Sigmund Freud and Erik Erikson are two psychologists who disagreed on the value of religion for human civilization. Freud argued that religion is a corrosive influence for society because it is rooted in fantasy; whereas Erikson believed that religion provides an important framework and order for life. A 2010 Pew Research study estimated that 5.9 billion people claim affiliation to an organized religious group. If Freud's theory is correct 84% of the world population engage in wishful thinking. Could it be possible that a majority of society are immature and childish?
In his book, The Future of Illusion, Freud discusses the destructive nature of human beings and the need to find a way to coerce people to overcome their laziness and impulses. His perspective on religion is built on his theory of the id, the ego and the superego. He also discusses the primal need for people to find comfort and feel the illusion of control when facing the harsh realities of life. When still a child a person first turns to his mother, then later on, his father, to solve his problems and protect him. This emotional craving for reassurance and comfort persists with a person throughout his life; and in the absence of a father, people turn to religion. Religion and its associated moral precepts can also serve as a motivation for the work and impulse control that is needed for the functioning and continued preservation of society. Religious ideas inform people on the most important issues in life. However, Freud opines that religion is merely an illusion rooted in wishful thinking. Moreover, whereas statements made in other aspects of life can be questioned and even proven, religion is often accompanied with dogmatism. Questioning the tenets of religion is often met with negative consequences. Instead, belief in religious principles rests on inherited tradition and assumptions of proof that are also passed down from previous generations.

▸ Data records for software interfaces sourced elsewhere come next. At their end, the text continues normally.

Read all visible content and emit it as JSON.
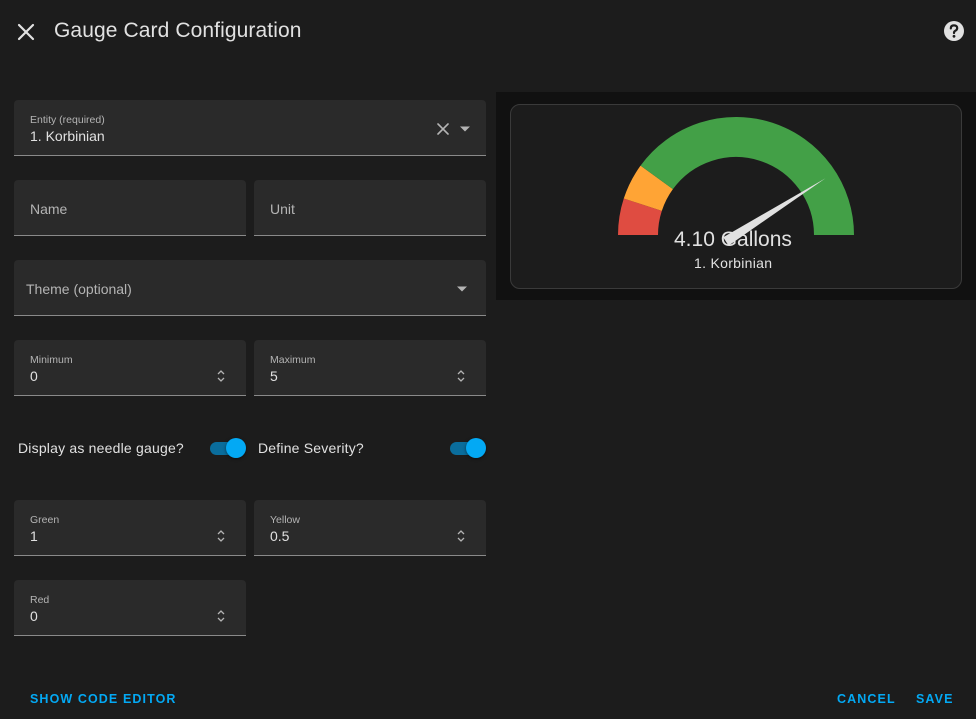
{
  "dialog": {
    "title": "Gauge Card Configuration"
  },
  "form": {
    "entity": {
      "label": "Entity (required)",
      "value": "1. Korbinian"
    },
    "name": {
      "placeholder": "Name"
    },
    "unit": {
      "placeholder": "Unit"
    },
    "theme": {
      "placeholder": "Theme (optional)"
    },
    "minimum": {
      "label": "Minimum",
      "value": "0"
    },
    "maximum": {
      "label": "Maximum",
      "value": "5"
    },
    "needle_toggle": {
      "label": "Display as needle gauge?",
      "checked": true
    },
    "severity_toggle": {
      "label": "Define Severity?",
      "checked": true
    },
    "green": {
      "label": "Green",
      "value": "1"
    },
    "yellow": {
      "label": "Yellow",
      "value": "0.5"
    },
    "red": {
      "label": "Red",
      "value": "0"
    }
  },
  "preview": {
    "value_text": "4.10 Gallons",
    "entity_name": "1. Korbinian",
    "min": 0,
    "max": 5,
    "value": 4.1,
    "severity": {
      "red": 0,
      "yellow": 0.5,
      "green": 1
    },
    "colors": {
      "red": "#df4c41",
      "yellow": "#ffa435",
      "green": "#43a047",
      "needle": "#e1e1e1"
    }
  },
  "footer": {
    "code_editor_label": "SHOW CODE EDITOR",
    "cancel_label": "CANCEL",
    "save_label": "SAVE"
  },
  "theme_colors": {
    "accent": "#03a9f4",
    "background": "#1c1c1c",
    "field_background": "#2a2a2a"
  }
}
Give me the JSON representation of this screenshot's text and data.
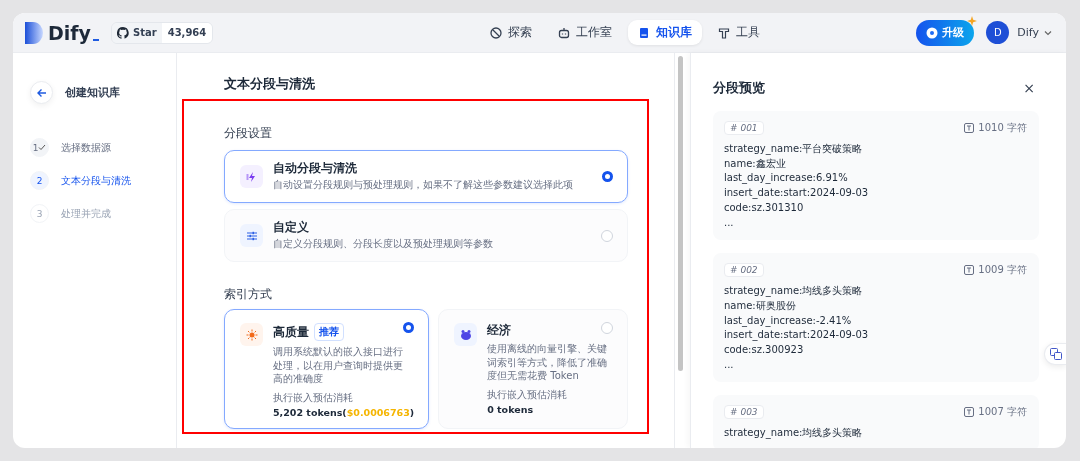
{
  "header": {
    "logo": "Dify",
    "github": {
      "label": "Star",
      "count": "43,964"
    },
    "nav": [
      {
        "label": "探索",
        "selected": false
      },
      {
        "label": "工作室",
        "selected": false
      },
      {
        "label": "知识库",
        "selected": true
      },
      {
        "label": "工具",
        "selected": false
      }
    ],
    "upgrade": "升级",
    "user": {
      "avatar": "D",
      "name": "Dify"
    }
  },
  "sidebar": {
    "title": "创建知识库",
    "steps": [
      {
        "number": "1",
        "label": "选择数据源",
        "kind": "done"
      },
      {
        "number": "2",
        "label": "文本分段与清洗",
        "kind": "current"
      },
      {
        "number": "3",
        "label": "处理并完成",
        "kind": "pending"
      }
    ]
  },
  "main": {
    "title": "文本分段与清洗",
    "segmentation": {
      "label": "分段设置",
      "options": [
        {
          "title": "自动分段与清洗",
          "description": "自动设置分段规则与预处理规则，如果不了解这些参数建议选择此项",
          "selected": true
        },
        {
          "title": "自定义",
          "description": "自定义分段规则、分段长度以及预处理规则等参数",
          "selected": false
        }
      ]
    },
    "indexing": {
      "label": "索引方式",
      "options": [
        {
          "title": "高质量",
          "badge": "推荐",
          "description": "调用系统默认的嵌入接口进行处理，以在用户查询时提供更高的准确度",
          "cost_label": "执行嵌入预估消耗",
          "cost": "5,202 tokens(",
          "price": "$0.0006763",
          "cost_end": ")",
          "selected": true
        },
        {
          "title": "经济",
          "description": "使用离线的向量引擎、关键词索引等方式，降低了准确度但无需花费 Token",
          "cost_label": "执行嵌入预估消耗",
          "cost": "0 tokens",
          "selected": false
        }
      ]
    }
  },
  "preview": {
    "title": "分段预览",
    "close": "×",
    "chunks": [
      {
        "index": "# 001",
        "chars": "1010 字符",
        "lines": [
          "strategy_name:平台突破策略",
          "name:鑫宏业",
          "last_day_increase:6.91%",
          "insert_date:start:2024-09-03",
          "code:sz.301310",
          "..."
        ]
      },
      {
        "index": "# 002",
        "chars": "1009 字符",
        "lines": [
          "strategy_name:均线多头策略",
          "name:研奥股份",
          "last_day_increase:-2.41%",
          "insert_date:start:2024-09-03",
          "code:sz.300923",
          "..."
        ]
      },
      {
        "index": "# 003",
        "chars": "1007 字符",
        "lines": [
          "strategy_name:均线多头策略"
        ]
      }
    ]
  }
}
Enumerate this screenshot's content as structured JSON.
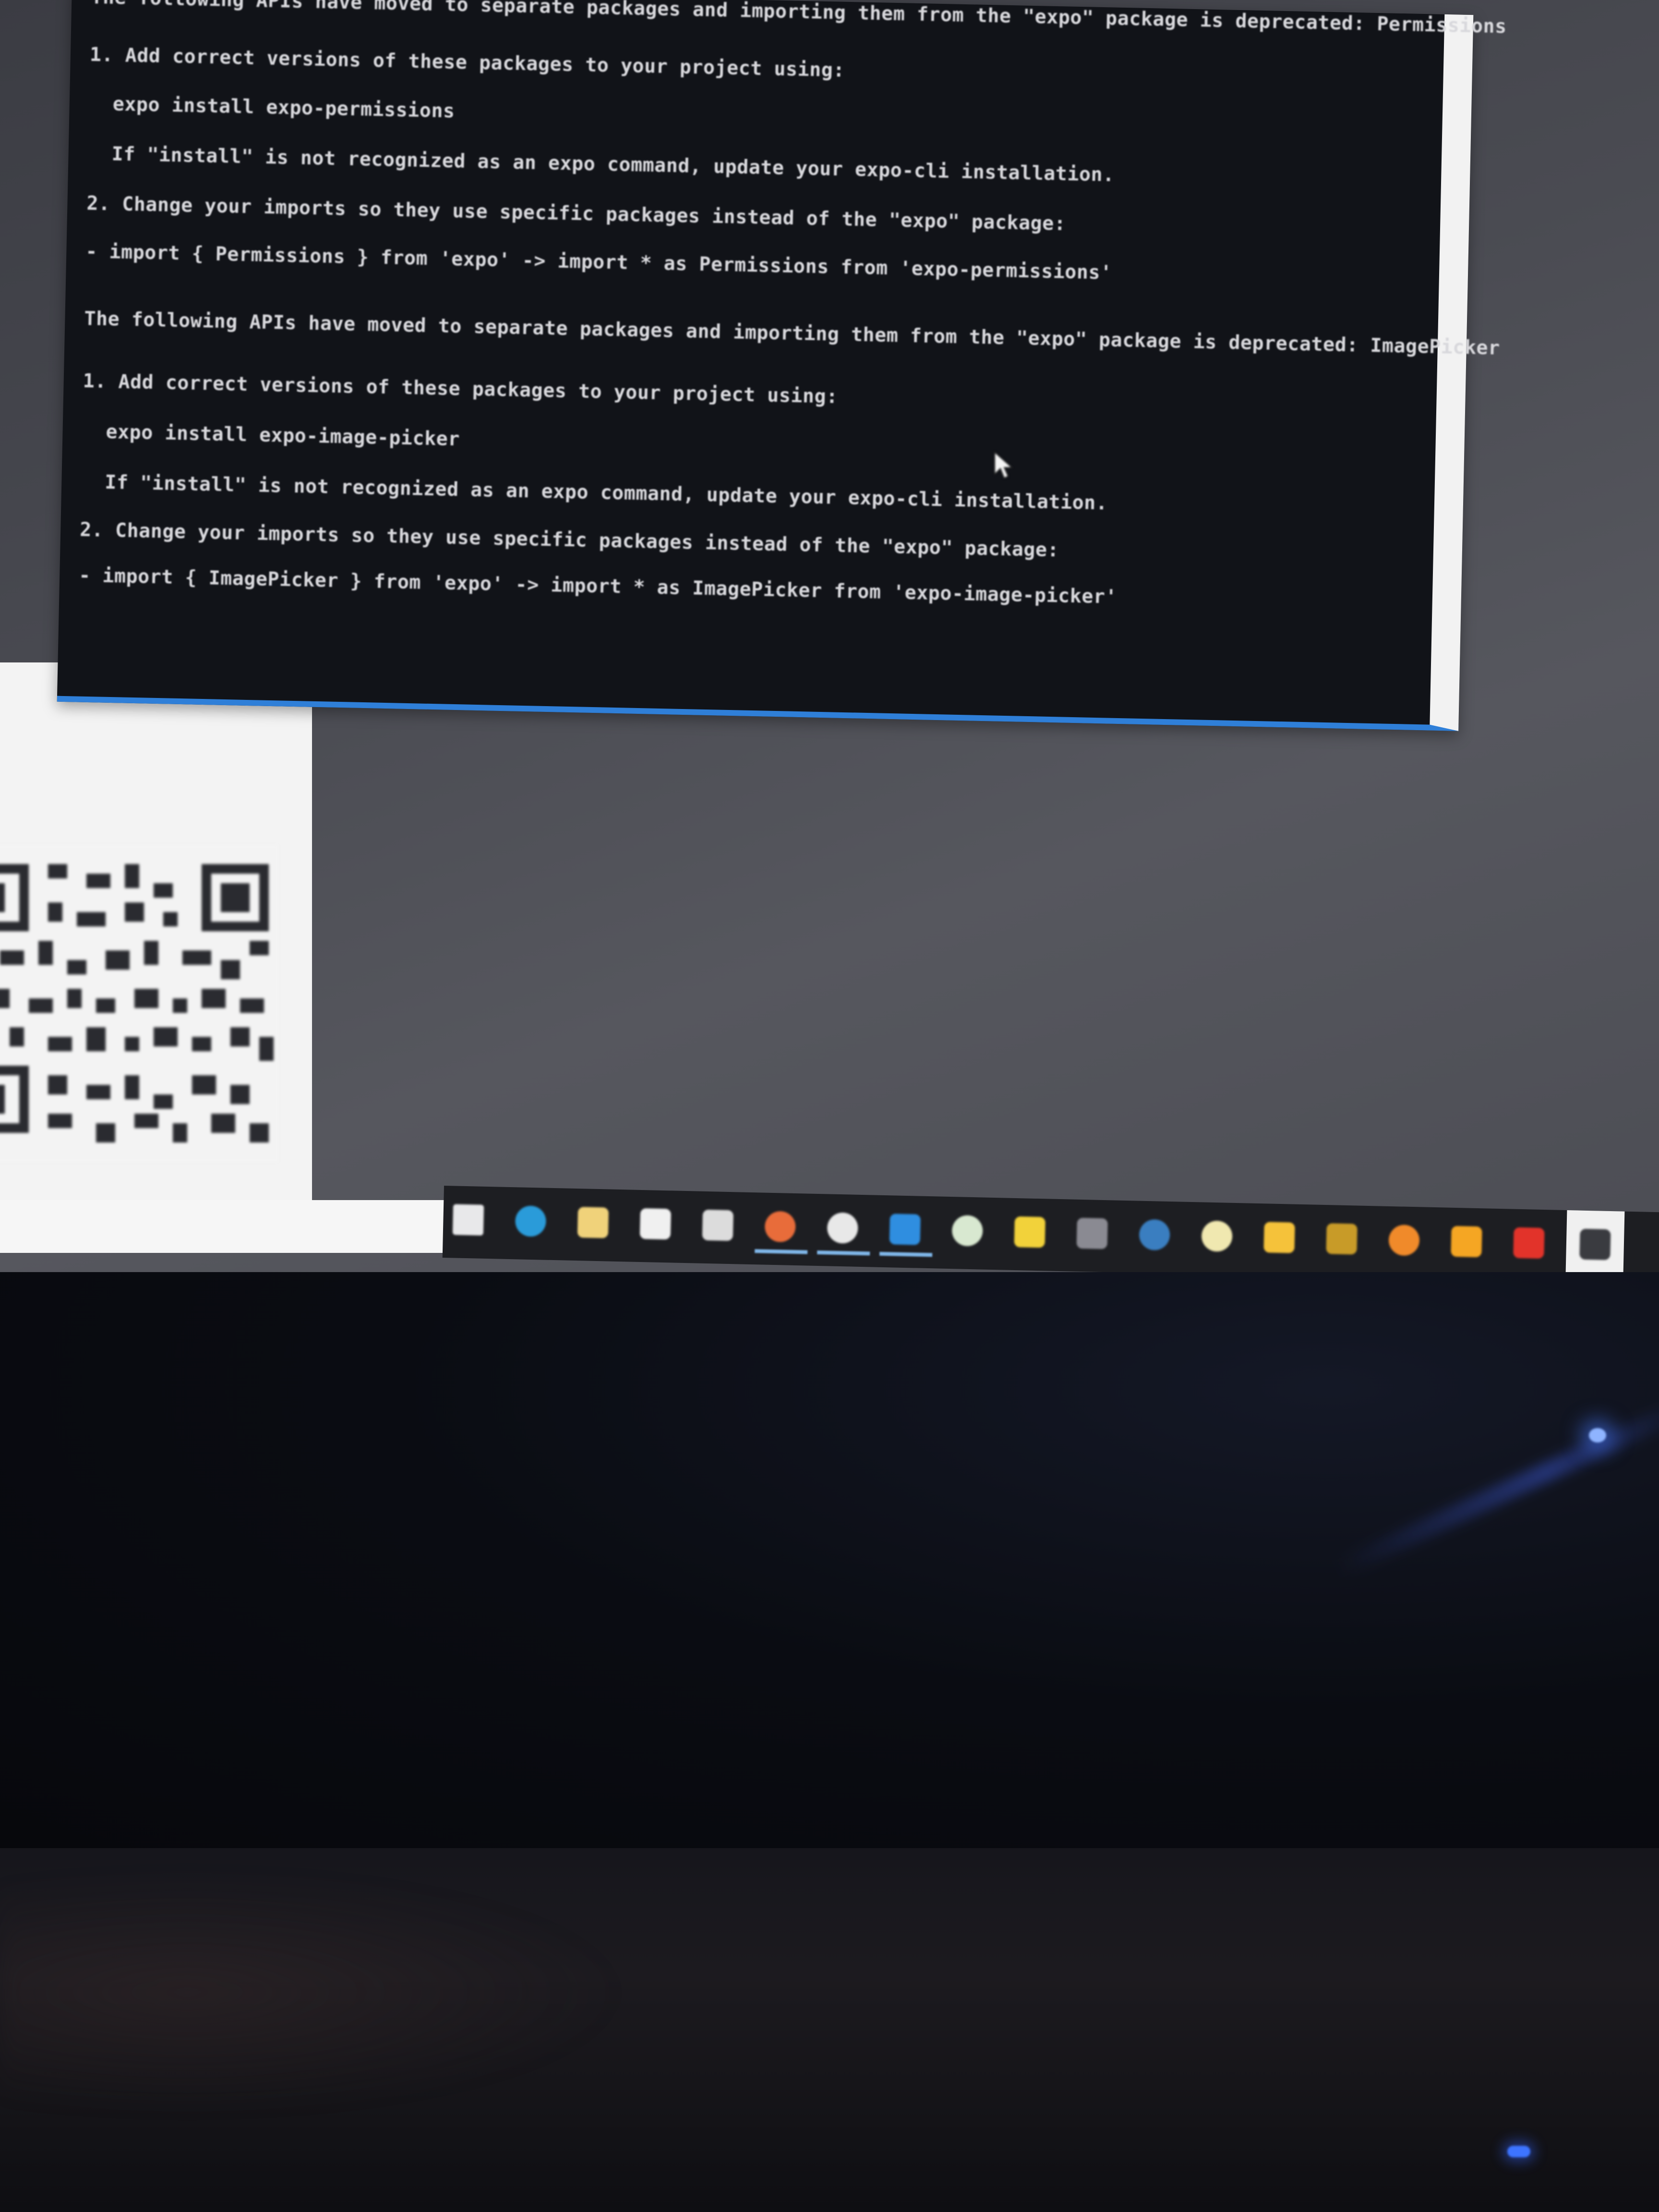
{
  "terminal": {
    "lines": [
      "The following APIs have moved to separate packages and importing them from the \"expo\" package is deprecated: Permissions",
      "1. Add correct versions of these packages to your project using:",
      "expo install expo-permissions",
      "If \"install\" is not recognized as an expo command, update your expo-cli installation.",
      "2. Change your imports so they use specific packages instead of the \"expo\" package:",
      "- import { Permissions } from 'expo' -> import * as Permissions from 'expo-permissions'",
      "The following APIs have moved to separate packages and importing them from the \"expo\" package is deprecated: ImagePicker",
      "1. Add correct versions of these packages to your project using:",
      "expo install expo-image-picker",
      "If \"install\" is not recognized as an expo command, update your expo-cli installation.",
      "2. Change your imports so they use specific packages instead of the \"expo\" package:",
      "- import { ImagePicker } from 'expo' -> import * as ImagePicker from 'expo-image-picker'"
    ]
  },
  "taskbar": {
    "icons": [
      "task-view-icon",
      "edge-icon",
      "file-explorer-icon",
      "store-icon",
      "mail-icon",
      "chrome-icon",
      "chrome-alt-icon",
      "vscode-icon",
      "app-circle-icon",
      "sticky-notes-icon",
      "network-icon",
      "steam-icon",
      "discord-icon",
      "folder-icon",
      "sync-icon",
      "color-picker-icon",
      "vlc-icon",
      "adobe-icon",
      "terminal-icon"
    ]
  },
  "colors": {
    "terminal_bg": "#111318",
    "terminal_text": "#d8d8dc",
    "accent_blue": "#2f7fd8",
    "taskbar_bg": "#1d1e22"
  }
}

Freud believed that human society progressed through science, not religion; and that science and religion were mortal enemies. Due to the advancements in science such as technology and medicine, religion will become less and less relevant. Instead of turning to an imaginary g-d for help with an illness or preparation for a natural disaster, practical solutions will be found in scientific discoveries. It is for this reason Freud asserts that religion can be a destructive force as it can convince someone to be lazy and avoid pursuing real solutions to his problems and taking the necessary steps to improve his life and the world he lives in.
Erik Erikson critiques Freud's beliefs of...